◆ Brief
In the listing, find every line that has the string "label" and copy it.

-------

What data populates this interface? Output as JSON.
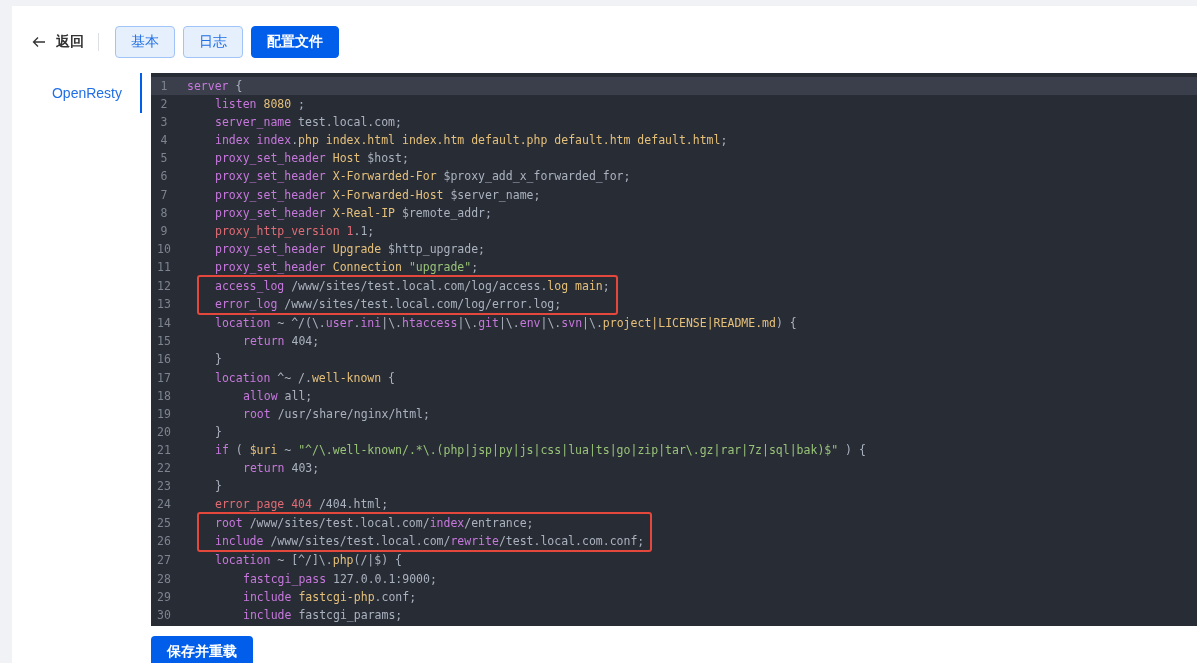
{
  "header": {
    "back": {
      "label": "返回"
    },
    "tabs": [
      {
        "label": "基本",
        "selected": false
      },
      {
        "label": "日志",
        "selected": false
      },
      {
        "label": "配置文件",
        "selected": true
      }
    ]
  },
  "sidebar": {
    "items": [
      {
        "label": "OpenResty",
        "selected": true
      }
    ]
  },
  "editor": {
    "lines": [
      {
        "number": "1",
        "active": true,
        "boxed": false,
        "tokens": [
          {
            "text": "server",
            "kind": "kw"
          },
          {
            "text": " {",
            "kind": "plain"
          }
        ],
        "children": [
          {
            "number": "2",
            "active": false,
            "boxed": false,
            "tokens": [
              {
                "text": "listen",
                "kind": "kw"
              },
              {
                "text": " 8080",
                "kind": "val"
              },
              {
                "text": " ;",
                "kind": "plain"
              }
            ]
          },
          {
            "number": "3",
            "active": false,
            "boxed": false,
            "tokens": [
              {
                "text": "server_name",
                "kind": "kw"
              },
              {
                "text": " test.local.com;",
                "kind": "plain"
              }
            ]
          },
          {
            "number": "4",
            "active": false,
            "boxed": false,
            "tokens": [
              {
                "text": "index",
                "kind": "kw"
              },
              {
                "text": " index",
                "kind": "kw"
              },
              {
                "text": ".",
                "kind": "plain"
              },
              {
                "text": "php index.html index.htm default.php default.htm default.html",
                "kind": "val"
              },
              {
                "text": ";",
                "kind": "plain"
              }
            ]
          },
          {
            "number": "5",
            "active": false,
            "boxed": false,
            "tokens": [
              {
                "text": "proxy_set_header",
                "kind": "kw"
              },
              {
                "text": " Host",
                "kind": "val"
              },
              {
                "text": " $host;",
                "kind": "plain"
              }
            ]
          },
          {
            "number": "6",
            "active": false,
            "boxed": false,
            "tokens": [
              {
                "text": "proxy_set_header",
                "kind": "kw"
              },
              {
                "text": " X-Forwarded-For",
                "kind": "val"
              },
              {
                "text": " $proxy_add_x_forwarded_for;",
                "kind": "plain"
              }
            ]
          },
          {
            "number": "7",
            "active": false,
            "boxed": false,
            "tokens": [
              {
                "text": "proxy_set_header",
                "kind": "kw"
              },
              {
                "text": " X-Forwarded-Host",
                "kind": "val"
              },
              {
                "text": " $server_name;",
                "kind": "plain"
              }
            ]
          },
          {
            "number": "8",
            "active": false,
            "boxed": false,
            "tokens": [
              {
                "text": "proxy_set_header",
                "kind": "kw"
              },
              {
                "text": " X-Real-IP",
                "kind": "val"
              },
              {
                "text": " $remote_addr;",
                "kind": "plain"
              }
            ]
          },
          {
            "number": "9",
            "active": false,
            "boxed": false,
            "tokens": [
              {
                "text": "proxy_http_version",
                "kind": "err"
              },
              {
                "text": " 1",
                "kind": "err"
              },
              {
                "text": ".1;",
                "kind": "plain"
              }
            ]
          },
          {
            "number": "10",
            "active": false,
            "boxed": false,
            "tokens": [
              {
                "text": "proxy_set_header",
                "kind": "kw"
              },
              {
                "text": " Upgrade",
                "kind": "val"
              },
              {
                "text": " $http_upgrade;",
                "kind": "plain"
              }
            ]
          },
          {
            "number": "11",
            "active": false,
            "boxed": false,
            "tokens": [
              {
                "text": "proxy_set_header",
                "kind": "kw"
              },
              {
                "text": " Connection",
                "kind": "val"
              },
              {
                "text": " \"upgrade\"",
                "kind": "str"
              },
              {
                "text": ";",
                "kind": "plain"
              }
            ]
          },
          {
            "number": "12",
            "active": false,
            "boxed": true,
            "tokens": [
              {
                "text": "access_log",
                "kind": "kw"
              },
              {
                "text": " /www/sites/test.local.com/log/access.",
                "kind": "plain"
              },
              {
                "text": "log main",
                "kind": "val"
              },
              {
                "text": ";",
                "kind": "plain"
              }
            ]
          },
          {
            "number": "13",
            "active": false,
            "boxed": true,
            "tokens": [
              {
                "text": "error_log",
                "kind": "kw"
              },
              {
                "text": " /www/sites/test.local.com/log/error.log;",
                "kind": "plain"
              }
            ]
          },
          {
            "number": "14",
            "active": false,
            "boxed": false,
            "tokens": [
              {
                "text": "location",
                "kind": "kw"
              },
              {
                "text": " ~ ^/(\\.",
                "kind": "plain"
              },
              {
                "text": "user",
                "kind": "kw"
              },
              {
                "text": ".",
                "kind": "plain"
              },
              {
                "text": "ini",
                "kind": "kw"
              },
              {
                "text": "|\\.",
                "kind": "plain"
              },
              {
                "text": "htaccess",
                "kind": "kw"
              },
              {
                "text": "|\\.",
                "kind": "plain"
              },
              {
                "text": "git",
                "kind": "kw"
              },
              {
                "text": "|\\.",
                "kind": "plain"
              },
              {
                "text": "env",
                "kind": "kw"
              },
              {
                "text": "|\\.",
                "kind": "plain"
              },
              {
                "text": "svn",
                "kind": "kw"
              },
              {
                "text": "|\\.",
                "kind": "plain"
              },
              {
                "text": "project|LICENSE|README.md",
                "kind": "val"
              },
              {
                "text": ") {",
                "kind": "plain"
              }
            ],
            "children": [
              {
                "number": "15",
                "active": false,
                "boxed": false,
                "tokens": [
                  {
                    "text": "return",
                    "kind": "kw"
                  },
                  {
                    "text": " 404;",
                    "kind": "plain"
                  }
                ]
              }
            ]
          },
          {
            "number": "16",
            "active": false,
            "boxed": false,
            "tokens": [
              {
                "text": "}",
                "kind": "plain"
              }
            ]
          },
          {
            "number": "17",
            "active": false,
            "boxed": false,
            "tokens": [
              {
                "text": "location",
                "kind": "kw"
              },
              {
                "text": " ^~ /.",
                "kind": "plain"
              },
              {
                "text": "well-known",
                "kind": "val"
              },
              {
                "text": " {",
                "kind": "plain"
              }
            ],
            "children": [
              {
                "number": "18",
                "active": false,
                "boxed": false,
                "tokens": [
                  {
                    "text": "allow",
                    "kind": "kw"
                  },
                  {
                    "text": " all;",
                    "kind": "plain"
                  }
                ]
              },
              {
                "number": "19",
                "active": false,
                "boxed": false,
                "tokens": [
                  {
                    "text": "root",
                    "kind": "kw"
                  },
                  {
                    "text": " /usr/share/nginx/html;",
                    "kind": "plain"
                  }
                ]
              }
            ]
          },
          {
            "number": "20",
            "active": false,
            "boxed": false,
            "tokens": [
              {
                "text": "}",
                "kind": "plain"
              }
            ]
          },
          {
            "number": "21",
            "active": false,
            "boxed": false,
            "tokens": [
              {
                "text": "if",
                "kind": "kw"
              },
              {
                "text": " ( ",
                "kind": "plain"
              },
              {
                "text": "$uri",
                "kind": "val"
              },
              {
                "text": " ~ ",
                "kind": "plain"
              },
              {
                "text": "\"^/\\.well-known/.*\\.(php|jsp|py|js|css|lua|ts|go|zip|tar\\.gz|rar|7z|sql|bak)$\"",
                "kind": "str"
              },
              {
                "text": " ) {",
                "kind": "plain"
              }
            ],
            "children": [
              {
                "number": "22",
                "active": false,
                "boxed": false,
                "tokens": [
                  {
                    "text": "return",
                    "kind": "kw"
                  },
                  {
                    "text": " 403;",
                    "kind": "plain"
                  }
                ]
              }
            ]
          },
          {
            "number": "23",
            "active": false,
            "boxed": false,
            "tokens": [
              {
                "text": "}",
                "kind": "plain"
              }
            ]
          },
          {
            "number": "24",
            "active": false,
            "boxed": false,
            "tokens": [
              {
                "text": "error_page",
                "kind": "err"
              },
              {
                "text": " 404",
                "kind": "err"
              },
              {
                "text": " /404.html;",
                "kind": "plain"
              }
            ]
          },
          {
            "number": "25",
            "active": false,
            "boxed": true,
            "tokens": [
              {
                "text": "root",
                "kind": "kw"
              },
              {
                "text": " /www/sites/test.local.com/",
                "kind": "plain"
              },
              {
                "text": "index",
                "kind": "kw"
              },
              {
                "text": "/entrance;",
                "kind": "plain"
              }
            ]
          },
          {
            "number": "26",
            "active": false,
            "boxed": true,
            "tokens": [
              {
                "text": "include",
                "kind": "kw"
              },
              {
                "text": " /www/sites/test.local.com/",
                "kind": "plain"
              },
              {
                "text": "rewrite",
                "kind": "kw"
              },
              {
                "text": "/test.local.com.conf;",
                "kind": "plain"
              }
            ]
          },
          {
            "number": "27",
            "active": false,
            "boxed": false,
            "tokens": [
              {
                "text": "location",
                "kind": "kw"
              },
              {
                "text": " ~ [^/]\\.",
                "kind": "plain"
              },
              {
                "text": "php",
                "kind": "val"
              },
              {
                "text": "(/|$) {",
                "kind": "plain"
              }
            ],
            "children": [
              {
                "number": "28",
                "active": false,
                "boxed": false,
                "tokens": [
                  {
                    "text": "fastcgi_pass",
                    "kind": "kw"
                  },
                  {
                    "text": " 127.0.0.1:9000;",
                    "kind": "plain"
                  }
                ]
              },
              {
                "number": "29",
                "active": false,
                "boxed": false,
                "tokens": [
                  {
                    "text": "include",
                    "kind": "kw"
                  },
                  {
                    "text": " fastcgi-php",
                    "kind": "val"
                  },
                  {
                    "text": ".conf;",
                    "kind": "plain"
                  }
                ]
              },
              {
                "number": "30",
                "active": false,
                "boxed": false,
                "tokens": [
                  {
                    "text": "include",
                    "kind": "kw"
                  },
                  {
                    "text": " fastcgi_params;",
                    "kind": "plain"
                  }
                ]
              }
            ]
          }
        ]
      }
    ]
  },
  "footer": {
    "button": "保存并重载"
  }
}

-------

◆ Output below
      "label": "返回"
        "label": "基本",
        "label": "日志",
        "label": "配置文件",
        "label": "OpenResty",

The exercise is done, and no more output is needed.